It’s been a long day. I’m exhausted in all senses of the term, having worked all day while wrestling with issues concerning me, my future, my plans.
And it’s starting to feel like too much.
I crawl into bed and slip under my covers, pulling my fleece sheets to my chin and letting my soft white comforter envelop me. My head hits the pillow, Beethoven’s piano sonatas playing in my ears, and I finally have a chance to breathe.
My eyes lazily drift to the window next to my bed, and at once I see the stars glisten in the midnight sky, so clear, so breathtaking.
They’re beautiful and bright, and something hits me hard in this moment – something I can barely begin to put into the right words. Continue reading
I turned seventeen this past Sunday – on April second, two-thousand seventeen.
If you don’t know me personally, you may not have known my age until now.
And it’s not as if it’s a secret – I simply decided a while ago that I didn’t want people to judge me or my writing on my age alone, or have to try and explain when I mention school that I’m a college student, even though I’m supposed to be a high school student, and kind of still am for a few more months.
But something hit me really hard last week.
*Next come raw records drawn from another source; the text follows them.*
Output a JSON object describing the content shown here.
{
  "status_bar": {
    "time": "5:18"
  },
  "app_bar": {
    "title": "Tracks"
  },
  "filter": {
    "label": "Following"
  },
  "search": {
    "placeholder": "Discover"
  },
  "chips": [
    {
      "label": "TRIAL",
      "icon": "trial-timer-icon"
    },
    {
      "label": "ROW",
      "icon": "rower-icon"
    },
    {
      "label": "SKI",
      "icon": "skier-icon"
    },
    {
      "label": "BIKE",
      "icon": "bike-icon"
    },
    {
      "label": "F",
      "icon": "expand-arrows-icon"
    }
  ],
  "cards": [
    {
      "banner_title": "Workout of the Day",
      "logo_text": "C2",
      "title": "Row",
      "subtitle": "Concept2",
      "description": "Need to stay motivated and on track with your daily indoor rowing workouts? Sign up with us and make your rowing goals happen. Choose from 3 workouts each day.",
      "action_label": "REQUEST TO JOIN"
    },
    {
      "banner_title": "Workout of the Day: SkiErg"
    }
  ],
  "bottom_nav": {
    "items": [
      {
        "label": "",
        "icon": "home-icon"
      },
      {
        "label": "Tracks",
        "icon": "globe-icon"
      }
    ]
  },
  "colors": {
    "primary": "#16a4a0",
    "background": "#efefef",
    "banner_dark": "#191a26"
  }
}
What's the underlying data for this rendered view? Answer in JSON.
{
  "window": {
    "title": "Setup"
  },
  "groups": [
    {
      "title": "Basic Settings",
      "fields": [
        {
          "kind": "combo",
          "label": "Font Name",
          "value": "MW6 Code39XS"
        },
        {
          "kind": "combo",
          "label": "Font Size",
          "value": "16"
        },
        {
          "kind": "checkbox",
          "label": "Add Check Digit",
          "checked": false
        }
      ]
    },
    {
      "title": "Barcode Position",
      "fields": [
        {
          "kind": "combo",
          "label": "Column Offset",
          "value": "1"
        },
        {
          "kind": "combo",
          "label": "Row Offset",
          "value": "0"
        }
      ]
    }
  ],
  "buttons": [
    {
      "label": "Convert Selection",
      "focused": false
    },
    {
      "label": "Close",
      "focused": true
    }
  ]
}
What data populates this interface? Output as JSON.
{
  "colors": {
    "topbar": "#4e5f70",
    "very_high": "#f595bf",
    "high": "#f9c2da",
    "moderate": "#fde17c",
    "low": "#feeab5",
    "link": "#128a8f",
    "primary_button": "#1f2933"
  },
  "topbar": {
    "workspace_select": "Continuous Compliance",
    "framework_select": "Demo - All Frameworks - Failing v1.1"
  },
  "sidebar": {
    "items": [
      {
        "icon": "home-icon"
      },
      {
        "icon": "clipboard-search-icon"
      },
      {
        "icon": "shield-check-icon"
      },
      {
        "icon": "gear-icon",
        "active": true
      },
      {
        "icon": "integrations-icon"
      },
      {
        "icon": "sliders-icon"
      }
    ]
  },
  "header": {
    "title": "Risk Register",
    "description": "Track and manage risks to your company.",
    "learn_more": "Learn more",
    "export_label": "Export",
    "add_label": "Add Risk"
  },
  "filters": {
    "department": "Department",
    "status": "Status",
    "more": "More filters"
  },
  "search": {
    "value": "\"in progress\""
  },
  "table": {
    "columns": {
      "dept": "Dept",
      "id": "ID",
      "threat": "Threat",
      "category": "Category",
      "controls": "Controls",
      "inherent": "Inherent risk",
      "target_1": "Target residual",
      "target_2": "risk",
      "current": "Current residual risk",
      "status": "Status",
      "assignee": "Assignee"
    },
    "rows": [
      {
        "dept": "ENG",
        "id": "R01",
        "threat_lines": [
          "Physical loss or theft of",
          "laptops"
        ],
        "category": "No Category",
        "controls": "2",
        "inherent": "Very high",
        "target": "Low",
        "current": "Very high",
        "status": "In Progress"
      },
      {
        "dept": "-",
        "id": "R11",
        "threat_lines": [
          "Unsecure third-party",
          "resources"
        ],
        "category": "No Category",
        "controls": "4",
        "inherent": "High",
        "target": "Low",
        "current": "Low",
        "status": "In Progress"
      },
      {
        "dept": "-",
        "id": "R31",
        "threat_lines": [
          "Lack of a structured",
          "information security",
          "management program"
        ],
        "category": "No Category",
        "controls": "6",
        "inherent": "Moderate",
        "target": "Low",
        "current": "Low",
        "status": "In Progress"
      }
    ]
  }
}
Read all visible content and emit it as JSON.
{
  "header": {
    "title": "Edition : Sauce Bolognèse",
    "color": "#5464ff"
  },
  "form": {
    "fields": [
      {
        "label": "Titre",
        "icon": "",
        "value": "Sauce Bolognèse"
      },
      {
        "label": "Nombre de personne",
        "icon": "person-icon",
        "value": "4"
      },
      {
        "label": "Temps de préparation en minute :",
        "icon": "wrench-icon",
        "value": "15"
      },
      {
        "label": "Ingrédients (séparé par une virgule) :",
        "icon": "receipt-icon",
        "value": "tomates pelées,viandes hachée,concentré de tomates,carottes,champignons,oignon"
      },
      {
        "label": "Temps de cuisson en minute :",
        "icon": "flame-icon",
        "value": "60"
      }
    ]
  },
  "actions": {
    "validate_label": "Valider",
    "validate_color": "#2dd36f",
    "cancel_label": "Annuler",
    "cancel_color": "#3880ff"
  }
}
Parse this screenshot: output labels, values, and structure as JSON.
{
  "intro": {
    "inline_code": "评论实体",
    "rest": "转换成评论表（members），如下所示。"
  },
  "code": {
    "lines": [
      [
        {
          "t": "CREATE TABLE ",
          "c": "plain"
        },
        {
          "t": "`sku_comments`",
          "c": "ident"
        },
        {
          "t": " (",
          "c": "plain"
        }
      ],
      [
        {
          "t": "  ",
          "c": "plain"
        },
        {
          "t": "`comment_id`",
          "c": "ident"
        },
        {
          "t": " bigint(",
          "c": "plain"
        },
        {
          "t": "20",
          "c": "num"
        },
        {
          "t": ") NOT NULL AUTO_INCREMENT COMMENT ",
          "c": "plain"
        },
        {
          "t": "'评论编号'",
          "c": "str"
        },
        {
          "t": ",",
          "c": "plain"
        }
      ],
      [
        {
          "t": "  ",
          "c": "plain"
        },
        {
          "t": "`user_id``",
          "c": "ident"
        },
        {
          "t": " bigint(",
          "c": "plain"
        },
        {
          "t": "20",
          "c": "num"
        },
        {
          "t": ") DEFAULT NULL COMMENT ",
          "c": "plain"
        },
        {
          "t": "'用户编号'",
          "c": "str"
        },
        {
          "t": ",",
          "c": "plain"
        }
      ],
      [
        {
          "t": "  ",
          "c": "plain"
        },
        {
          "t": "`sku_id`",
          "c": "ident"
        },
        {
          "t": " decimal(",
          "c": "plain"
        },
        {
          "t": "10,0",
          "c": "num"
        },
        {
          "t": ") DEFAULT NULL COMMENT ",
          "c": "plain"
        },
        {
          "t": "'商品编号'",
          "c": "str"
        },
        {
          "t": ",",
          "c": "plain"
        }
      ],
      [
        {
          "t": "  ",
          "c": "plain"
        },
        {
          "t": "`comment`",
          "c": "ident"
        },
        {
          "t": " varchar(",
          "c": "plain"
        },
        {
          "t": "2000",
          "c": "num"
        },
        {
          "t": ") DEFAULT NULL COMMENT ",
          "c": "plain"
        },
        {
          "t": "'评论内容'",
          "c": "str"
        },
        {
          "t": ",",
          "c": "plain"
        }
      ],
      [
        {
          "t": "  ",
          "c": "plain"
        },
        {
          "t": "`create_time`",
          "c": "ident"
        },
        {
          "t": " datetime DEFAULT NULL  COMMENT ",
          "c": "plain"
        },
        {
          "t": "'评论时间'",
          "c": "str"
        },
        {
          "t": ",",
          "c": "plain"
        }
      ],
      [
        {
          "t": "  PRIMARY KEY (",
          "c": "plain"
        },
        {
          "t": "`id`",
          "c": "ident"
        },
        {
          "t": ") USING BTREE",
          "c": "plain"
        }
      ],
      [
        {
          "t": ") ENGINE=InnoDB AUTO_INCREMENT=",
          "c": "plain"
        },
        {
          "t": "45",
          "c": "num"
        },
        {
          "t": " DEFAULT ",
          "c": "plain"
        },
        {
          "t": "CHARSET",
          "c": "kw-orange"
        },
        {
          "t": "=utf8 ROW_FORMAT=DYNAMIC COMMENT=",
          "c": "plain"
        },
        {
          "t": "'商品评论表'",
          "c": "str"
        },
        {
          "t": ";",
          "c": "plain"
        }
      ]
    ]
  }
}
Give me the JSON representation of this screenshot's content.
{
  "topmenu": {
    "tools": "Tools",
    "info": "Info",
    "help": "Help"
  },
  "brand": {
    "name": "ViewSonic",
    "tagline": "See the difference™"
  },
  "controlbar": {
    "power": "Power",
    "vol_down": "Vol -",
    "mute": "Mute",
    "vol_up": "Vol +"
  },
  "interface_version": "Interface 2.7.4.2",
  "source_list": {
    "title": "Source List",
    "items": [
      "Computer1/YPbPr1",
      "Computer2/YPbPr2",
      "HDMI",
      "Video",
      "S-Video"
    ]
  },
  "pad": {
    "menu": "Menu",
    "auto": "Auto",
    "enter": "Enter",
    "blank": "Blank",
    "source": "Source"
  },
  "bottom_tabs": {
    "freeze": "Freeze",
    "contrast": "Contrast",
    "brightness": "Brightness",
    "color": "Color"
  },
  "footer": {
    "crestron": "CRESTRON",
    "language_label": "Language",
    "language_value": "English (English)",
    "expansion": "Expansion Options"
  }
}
I was talking to some college friends, and coming to the realization that the average age of the majority of my friends is around twenty years old.
And it’s funny – because I joke about it all the time, the fact that I forget that I’m not twenty, myself.
But it’s more than just a joke.
After spending almost an entire week discussing everything under the sun with a dear friend, a friend that’s my own age, I realized how important it was that I don’t forget that I’m only seventeen.
I’ll only ever be seventeen once.
I’m sitting at the counter, jittering from my intake of caffeine, waiting to take a final, and seriously thinking about the future.
To be perfectly honest, I’ve been a little disoriented lately. Thinking about what I’ll do next is so tiring, sometimes.
Because every time I think I’ve figured everything out about what I’ll be doing and where I’ll be in a few years, something changes. My desires change, my situations change, anything and everything and it sends me into a mental frenzy.
Every good story involves some kind of journey.
I’ve been thinking about my journey a lot, lately. Thinking about how in five years I’m gonna look back on this moment and remember the things I felt, the things I thought, what I did and who I spent my time with and how I lived my life, and I’ll be so far removed from those things then.
I’m looking ahead to the day I’ll look back and see how things have changed.
How I’ve changed.
How those around me have changed.
Because even now, I look back, and I’ve learned, and grown, and changed so much. Even the very way I approach life now is so different. I have different perspectives, different struggles, different voices in my life I listen to.
For the past few months, I’ve been thinking and praying, seeking to know, grasping to discover what to do with my life. I have somewhat of an idea; somewhat.
I have my passions. I have my friends and family that encourage me. I have my hobbies, my loves, those things in my life I can’t imagine doing without.
And so lately, I’ve been on this journey. It’s been somewhat subconscious, in the back of my head, and on those days where I’m home alone with my notebooks, my Bible, my phone, and computer, I can choose to either think, or be distracted.
Sometimes, I choose to think.
Lately, I’ve been having this series of existential crises, those “What am I doing with my life?!” freak-out sessions of ranting and frantic heavy-breathing and banging my head against walls because I literally have no idea in the world what’s gonna go on with my future.
I’ve been talking a lot with my amazing parents and my amazing friends about the whole thing, and they’ve tirelessly said Amanda, stop. Breathe. It’s gonna be okay, God’s in control, you’ll figure it out, God’s plan will prevail, and you don’t need to worry.
But they’ve also said one thing that has really stood out to me, and if you’re in any similar situation, I hope it’ll help you too.